We set up a mobile podcasting studio on NW 11th Ave between Couch and Davis right outside the largest independent used and new bookstore in the world, Powell’s Books, and we asked people, “What do you envision for the future of our city?” Produced in collaboration with the City of Portland and the Bureau of Transportation.
Listen to the whole episode here.
Find out more about PARK(ing) Day here.
Our music for this episode is by Maiah Wynne.
This short film is a collaboration between writer Joni Renee, producer Sean Cumming, and director/editor Anna Weltner. Each of the three artists contributed ideas to the filming and post-production process.
The poem in the film, written, read, and sung by Joni Renee is an elegy for her deceased father. The poem and film interpret grief and loss through the lens of the autistic experience, highlighting the sensory and tangible details of memory. The green chair of the poem becomes a green screen onto which memory is projected. This lush account of neurodivergence in loss honors nature, family, and the body.
Author’s Note: My use of the word “Mexicans” seemed an essential contextual choice; the word was used disparagingly by farmer neighbors to dehumanize migrant workers of many different backgrounds and justify unreported employment in the vineyards. To use any other politically-correct term would have been a falsity. In the late ‘90’s, Pacific Northwest vintners demanded long hours into the night for many weeks on end with minimal pay. The practice has declined but still exists. If you are interested in helping, please contact The Campaign for Migrant Worker Justice.

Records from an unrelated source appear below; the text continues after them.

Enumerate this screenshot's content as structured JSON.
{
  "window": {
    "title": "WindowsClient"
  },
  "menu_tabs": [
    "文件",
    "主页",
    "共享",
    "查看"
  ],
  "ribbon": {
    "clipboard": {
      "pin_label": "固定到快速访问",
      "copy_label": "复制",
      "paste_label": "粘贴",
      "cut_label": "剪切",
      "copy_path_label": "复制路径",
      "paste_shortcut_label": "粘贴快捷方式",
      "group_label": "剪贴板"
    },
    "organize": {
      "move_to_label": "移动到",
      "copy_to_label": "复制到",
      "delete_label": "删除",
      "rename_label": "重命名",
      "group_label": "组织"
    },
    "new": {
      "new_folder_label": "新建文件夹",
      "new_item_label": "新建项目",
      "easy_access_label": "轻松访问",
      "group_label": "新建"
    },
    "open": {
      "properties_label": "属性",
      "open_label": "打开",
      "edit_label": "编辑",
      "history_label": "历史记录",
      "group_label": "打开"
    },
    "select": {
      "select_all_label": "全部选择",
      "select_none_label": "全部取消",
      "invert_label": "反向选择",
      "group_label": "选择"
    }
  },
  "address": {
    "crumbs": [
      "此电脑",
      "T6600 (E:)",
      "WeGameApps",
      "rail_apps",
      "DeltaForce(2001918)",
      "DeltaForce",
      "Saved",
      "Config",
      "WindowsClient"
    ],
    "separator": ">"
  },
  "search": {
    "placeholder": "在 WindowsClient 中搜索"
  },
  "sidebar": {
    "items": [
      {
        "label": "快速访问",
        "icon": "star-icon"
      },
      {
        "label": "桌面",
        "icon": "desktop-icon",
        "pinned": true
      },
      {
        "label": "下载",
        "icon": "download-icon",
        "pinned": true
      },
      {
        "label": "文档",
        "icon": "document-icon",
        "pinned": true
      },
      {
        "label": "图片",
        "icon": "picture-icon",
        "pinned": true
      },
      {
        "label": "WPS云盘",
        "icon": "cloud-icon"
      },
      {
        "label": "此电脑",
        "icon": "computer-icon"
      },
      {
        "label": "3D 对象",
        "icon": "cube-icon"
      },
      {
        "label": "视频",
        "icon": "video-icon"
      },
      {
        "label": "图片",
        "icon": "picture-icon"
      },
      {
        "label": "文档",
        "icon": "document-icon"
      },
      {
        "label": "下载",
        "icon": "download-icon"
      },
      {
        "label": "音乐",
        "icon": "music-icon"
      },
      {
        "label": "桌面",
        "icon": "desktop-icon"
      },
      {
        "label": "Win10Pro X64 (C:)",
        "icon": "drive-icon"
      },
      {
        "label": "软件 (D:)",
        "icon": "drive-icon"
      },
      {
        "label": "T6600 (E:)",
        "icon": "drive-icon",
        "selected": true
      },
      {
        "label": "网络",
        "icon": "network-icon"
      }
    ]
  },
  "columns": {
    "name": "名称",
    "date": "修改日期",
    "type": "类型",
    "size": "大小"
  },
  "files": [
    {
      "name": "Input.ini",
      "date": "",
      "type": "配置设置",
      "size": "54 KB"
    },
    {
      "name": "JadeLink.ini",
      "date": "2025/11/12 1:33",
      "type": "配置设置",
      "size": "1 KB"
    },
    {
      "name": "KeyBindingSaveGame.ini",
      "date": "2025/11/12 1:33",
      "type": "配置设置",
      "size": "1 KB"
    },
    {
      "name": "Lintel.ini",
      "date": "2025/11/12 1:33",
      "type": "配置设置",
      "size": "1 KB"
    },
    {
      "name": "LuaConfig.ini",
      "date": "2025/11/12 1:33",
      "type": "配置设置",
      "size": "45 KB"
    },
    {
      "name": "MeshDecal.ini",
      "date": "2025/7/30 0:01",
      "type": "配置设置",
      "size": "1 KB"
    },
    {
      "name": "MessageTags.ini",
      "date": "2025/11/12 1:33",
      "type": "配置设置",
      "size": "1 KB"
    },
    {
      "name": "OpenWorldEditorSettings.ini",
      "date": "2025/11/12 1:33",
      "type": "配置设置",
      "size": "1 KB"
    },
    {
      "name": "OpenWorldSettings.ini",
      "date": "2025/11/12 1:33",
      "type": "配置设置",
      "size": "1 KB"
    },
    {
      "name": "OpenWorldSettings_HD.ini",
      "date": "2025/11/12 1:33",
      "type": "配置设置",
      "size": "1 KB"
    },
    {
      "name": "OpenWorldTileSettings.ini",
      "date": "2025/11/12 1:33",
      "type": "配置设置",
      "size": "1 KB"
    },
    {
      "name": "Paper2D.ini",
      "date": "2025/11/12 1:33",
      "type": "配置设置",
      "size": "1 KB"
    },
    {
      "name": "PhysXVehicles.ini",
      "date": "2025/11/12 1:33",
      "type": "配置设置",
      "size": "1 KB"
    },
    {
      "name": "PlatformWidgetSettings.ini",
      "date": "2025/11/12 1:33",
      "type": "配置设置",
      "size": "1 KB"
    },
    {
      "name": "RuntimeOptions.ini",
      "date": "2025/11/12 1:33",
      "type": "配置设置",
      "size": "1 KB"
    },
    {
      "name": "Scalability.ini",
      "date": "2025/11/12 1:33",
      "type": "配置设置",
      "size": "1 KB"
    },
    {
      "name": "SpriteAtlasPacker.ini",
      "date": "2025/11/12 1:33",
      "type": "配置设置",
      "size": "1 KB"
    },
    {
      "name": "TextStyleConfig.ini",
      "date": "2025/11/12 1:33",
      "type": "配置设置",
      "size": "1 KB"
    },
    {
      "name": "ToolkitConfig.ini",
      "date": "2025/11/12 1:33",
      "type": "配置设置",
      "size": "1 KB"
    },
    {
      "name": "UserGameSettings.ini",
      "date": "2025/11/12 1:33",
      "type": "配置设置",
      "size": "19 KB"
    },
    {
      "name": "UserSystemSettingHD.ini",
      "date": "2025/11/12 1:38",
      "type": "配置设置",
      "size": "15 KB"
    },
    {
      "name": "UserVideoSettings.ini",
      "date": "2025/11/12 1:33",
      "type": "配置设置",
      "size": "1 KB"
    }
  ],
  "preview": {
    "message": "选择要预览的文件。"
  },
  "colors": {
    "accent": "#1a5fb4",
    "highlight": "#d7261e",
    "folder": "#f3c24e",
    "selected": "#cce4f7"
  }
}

Our September Variety Show was held at Blanc Space, a queer art gallery and community gathering space that regularly hosts poetry readings, photo shoots, and art shows.
Musician Maiah Wynne was back for another rousing set; this time she played a mixture of covers and original songs, and she even tested out some new material with our audience.
Poet Joni Renee shared a poem from her new book "Self Defense".
Artist Jaleesa Johnston shared a new visual poem with elements of performance and dance, and everyone in the audience got to take home a copy of her work.
Artist Amy Subach shared some new music she's been working on, including hilarious songs about raising her children.
Musician Molly Kate shared songs from her new album, St. Rosie.
China scholar Frances Hanna shared her research on the modern cultural changes within queer and trans communities in Shanghai.
Travel Portland came to take pictures for an upcoming article about art in Portland.